What you will do: Give every entry again precisely as it appears.

Start of Source records

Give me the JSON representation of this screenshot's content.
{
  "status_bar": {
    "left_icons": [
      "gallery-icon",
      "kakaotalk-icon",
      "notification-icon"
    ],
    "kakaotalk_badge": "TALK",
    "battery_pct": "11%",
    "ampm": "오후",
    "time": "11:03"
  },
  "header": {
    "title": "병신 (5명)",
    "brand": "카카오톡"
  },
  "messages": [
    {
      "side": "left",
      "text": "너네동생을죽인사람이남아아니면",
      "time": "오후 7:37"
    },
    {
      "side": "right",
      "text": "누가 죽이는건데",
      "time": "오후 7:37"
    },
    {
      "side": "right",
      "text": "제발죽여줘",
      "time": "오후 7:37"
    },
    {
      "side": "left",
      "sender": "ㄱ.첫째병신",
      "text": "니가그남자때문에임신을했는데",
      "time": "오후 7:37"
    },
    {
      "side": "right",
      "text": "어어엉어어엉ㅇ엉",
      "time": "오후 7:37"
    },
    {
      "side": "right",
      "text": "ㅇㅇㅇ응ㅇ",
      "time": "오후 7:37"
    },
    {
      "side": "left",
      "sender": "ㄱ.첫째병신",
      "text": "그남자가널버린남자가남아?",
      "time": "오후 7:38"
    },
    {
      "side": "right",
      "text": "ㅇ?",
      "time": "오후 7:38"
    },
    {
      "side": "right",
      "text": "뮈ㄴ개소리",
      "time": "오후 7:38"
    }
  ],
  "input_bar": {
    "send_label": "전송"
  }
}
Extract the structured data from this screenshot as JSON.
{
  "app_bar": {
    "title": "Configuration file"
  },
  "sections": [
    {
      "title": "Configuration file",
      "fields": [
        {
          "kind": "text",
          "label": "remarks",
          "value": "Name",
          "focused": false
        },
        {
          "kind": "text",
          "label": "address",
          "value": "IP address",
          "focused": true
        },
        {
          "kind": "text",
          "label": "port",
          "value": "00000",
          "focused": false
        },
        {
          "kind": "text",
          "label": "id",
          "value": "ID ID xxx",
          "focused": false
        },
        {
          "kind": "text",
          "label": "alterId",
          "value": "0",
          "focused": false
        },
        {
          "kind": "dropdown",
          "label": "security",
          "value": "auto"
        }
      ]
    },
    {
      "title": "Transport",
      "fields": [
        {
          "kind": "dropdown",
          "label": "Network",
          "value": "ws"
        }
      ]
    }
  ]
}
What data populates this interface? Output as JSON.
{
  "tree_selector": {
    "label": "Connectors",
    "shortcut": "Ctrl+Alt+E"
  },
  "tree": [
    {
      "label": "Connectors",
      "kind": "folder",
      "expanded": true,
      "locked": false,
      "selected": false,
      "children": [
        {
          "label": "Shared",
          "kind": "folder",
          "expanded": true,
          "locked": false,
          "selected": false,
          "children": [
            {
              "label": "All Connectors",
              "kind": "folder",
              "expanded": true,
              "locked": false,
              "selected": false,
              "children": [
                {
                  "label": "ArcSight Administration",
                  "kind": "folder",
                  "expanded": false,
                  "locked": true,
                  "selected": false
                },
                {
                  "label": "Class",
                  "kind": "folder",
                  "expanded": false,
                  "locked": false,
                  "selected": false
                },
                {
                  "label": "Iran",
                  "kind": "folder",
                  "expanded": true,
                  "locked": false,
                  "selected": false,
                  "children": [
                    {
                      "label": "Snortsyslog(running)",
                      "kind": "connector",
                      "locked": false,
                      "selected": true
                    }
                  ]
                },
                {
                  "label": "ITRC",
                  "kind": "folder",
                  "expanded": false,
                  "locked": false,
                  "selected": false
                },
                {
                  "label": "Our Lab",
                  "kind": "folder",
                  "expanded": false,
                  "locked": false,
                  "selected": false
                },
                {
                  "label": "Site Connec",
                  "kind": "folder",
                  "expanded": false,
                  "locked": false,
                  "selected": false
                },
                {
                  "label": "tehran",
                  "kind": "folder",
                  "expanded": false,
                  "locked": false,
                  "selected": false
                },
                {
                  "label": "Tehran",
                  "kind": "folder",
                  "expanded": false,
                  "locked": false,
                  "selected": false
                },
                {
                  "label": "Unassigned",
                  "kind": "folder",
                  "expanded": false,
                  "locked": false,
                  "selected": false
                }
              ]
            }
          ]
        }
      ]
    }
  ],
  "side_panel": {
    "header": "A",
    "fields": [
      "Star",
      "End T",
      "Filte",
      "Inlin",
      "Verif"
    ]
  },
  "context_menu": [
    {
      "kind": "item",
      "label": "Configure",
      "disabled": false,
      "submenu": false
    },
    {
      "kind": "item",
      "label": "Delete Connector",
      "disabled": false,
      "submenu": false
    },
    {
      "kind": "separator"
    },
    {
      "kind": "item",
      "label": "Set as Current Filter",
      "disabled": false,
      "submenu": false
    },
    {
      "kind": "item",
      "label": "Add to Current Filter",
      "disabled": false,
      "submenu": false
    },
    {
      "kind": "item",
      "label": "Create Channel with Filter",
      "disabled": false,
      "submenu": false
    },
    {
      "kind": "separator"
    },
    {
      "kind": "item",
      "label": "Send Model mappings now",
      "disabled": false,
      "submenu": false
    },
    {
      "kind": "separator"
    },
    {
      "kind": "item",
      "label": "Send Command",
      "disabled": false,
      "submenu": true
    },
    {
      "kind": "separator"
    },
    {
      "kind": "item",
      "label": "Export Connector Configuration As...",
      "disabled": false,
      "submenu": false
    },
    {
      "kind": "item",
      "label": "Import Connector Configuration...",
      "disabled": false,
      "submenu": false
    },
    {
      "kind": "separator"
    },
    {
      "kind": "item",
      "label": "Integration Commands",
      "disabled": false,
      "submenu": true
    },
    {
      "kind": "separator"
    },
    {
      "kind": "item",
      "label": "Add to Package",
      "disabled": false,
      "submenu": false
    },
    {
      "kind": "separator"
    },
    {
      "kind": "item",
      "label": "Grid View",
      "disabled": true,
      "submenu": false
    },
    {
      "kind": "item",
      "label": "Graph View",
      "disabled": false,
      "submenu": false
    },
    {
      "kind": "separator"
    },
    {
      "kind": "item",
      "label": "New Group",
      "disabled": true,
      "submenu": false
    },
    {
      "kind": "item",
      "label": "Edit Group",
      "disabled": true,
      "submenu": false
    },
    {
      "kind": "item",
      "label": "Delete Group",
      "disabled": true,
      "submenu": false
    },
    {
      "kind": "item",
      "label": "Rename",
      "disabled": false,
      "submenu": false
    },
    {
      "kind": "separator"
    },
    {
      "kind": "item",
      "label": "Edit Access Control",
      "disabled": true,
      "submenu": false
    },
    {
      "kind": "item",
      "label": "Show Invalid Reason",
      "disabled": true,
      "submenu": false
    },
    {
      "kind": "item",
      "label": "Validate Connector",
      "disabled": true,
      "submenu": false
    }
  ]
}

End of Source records

Exercise solution:
Give me the JSON representation of this screenshot's content.
{
  "status_bar": {
    "left_icons": [
      "gallery-icon",
      "kakaotalk-icon",
      "notification-icon"
    ],
    "kakaotalk_badge": "TALK",
    "battery_pct": "11%",
    "ampm": "오후",
    "time": "11:03"
  },
  "header": {
    "title": "병신 (5명)",
    "brand": "카카오톡"
  },
  "messages": [
    {
      "side": "left",
      "text": "너네동생을죽인사람이남아아니면",
      "time": "오후 7:37"
    },
    {
      "side": "right",
      "text": "누가 죽이는건데",
      "time": "오후 7:37"
    },
    {
      "side": "right",
      "text": "제발죽여줘",
      "time": "오후 7:37"
    },
    {
      "side": "left",
      "sender": "ㄱ.첫째병신",
      "text": "니가그남자때문에임신을했는데",
      "time": "오후 7:37"
    },
    {
      "side": "right",
      "text": "어어엉어어엉ㅇ엉",
      "time": "오후 7:37"
    },
    {
      "side": "right",
      "text": "ㅇㅇㅇ응ㅇ",
      "time": "오후 7:37"
    },
    {
      "side": "left",
      "sender": "ㄱ.첫째병신",
      "text": "그남자가널버린남자가남아?",
      "time": "오후 7:38"
    },
    {
      "side": "right",
      "text": "ㅇ?",
      "time": "오후 7:38"
    },
    {
      "side": "right",
      "text": "뮈ㄴ개소리",
      "time": "오후 7:38"
    }
  ],
  "input_bar": {
    "send_label": "전송"
  }
}
Extract the structured data from this screenshot as JSON.
{
  "app_bar": {
    "title": "Configuration file"
  },
  "sections": [
    {
      "title": "Configuration file",
      "fields": [
        {
          "kind": "text",
          "label": "remarks",
          "value": "Name",
          "focused": false
        },
        {
          "kind": "text",
          "label": "address",
          "value": "IP address",
          "focused": true
        },
        {
          "kind": "text",
          "label": "port",
          "value": "00000",
          "focused": false
        },
        {
          "kind": "text",
          "label": "id",
          "value": "ID ID xxx",
          "focused": false
        },
        {
          "kind": "text",
          "label": "alterId",
          "value": "0",
          "focused": false
        },
        {
          "kind": "dropdown",
          "label": "security",
          "value": "auto"
        }
      ]
    },
    {
      "title": "Transport",
      "fields": [
        {
          "kind": "dropdown",
          "label": "Network",
          "value": "ws"
        }
      ]
    }
  ]
}
What data populates this interface? Output as JSON.
{
  "tree_selector": {
    "label": "Connectors",
    "shortcut": "Ctrl+Alt+E"
  },
  "tree": [
    {
      "label": "Connectors",
      "kind": "folder",
      "expanded": true,
      "locked": false,
      "selected": false,
      "children": [
        {
          "label": "Shared",
          "kind": "folder",
          "expanded": true,
          "locked": false,
          "selected": false,
          "children": [
            {
              "label": "All Connectors",
              "kind": "folder",
              "expanded": true,
              "locked": false,
              "selected": false,
              "children": [
                {
                  "label": "ArcSight Administration",
                  "kind": "folder",
                  "expanded": false,
                  "locked": true,
                  "selected": false
                },
                {
                  "label": "Class",
                  "kind": "folder",
                  "expanded": false,
                  "locked": false,
                  "selected": false
                },
                {
                  "label": "Iran",
                  "kind": "folder",
                  "expanded": true,
                  "locked": false,
                  "selected": false,
                  "children": [
                    {
                      "label": "Snortsyslog(running)",
                      "kind": "connector",
                      "locked": false,
                      "selected": true
                    }
                  ]
                },
                {
                  "label": "ITRC",
                  "kind": "folder",
                  "expanded": false,
                  "locked": false,
                  "selected": false
                },
                {
                  "label": "Our Lab",
                  "kind": "folder",
                  "expanded": false,
                  "locked": false,
                  "selected": false
                },
                {
                  "label": "Site Connec",
                  "kind": "folder",
                  "expanded": false,
                  "locked": false,
                  "selected": false
                },
                {
                  "label": "tehran",
                  "kind": "folder",
                  "expanded": false,
                  "locked": false,
                  "selected": false
                },
                {
                  "label": "Tehran",
                  "kind": "folder",
                  "expanded": false,
                  "locked": false,
                  "selected": false
                },
                {
                  "label": "Unassigned",
                  "kind": "folder",
                  "expanded": false,
                  "locked": false,
                  "selected": false
                }
              ]
            }
          ]
        }
      ]
    }
  ],
  "side_panel": {
    "header": "A",
    "fields": [
      "Star",
      "End T",
      "Filte",
      "Inlin",
      "Verif"
    ]
  },
  "context_menu": [
    {
      "kind": "item",
      "label": "Configure",
      "disabled": false,
      "submenu": false
    },
    {
      "kind": "item",
      "label": "Delete Connector",
      "disabled": false,
      "submenu": false
    },
    {
      "kind": "separator"
    },
    {
      "kind": "item",
      "label": "Set as Current Filter",
      "disabled": false,
      "submenu": false
    },
    {
      "kind": "item",
      "label": "Add to Current Filter",
      "disabled": false,
      "submenu": false
    },
    {
      "kind": "item",
      "label": "Create Channel with Filter",
      "disabled": false,
      "submenu": false
    },
    {
      "kind": "separator"
    },
    {
      "kind": "item",
      "label": "Send Model mappings now",
      "disabled": false,
      "submenu": false
    },
    {
      "kind": "separator"
    },
    {
      "kind": "item",
      "label": "Send Command",
      "disabled": false,
      "submenu": true
    },
    {
      "kind": "separator"
    },
    {
      "kind": "item",
      "label": "Export Connector Configuration As...",
      "disabled": false,
      "submenu": false
    },
    {
      "kind": "item",
      "label": "Import Connector Configuration...",
      "disabled": false,
      "submenu": false
    },
    {
      "kind": "separator"
    },
    {
      "kind": "item",
      "label": "Integration Commands",
      "disabled": false,
      "submenu": true
    },
    {
      "kind": "separator"
    },
    {
      "kind": "item",
      "label": "Add to Package",
      "disabled": false,
      "submenu": false
    },
    {
      "kind": "separator"
    },
    {
      "kind": "item",
      "label": "Grid View",
      "disabled": true,
      "submenu": false
    },
    {
      "kind": "item",
      "label": "Graph View",
      "disabled": false,
      "submenu": false
    },
    {
      "kind": "separator"
    },
    {
      "kind": "item",
      "label": "New Group",
      "disabled": true,
      "submenu": false
    },
    {
      "kind": "item",
      "label": "Edit Group",
      "disabled": true,
      "submenu": false
    },
    {
      "kind": "item",
      "label": "Delete Group",
      "disabled": true,
      "submenu": false
    },
    {
      "kind": "item",
      "label": "Rename",
      "disabled": false,
      "submenu": false
    },
    {
      "kind": "separator"
    },
    {
      "kind": "item",
      "label": "Edit Access Control",
      "disabled": true,
      "submenu": false
    },
    {
      "kind": "item",
      "label": "Show Invalid Reason",
      "disabled": true,
      "submenu": false
    },
    {
      "kind": "item",
      "label": "Validate Connector",
      "disabled": true,
      "submenu": false
    }
  ]
}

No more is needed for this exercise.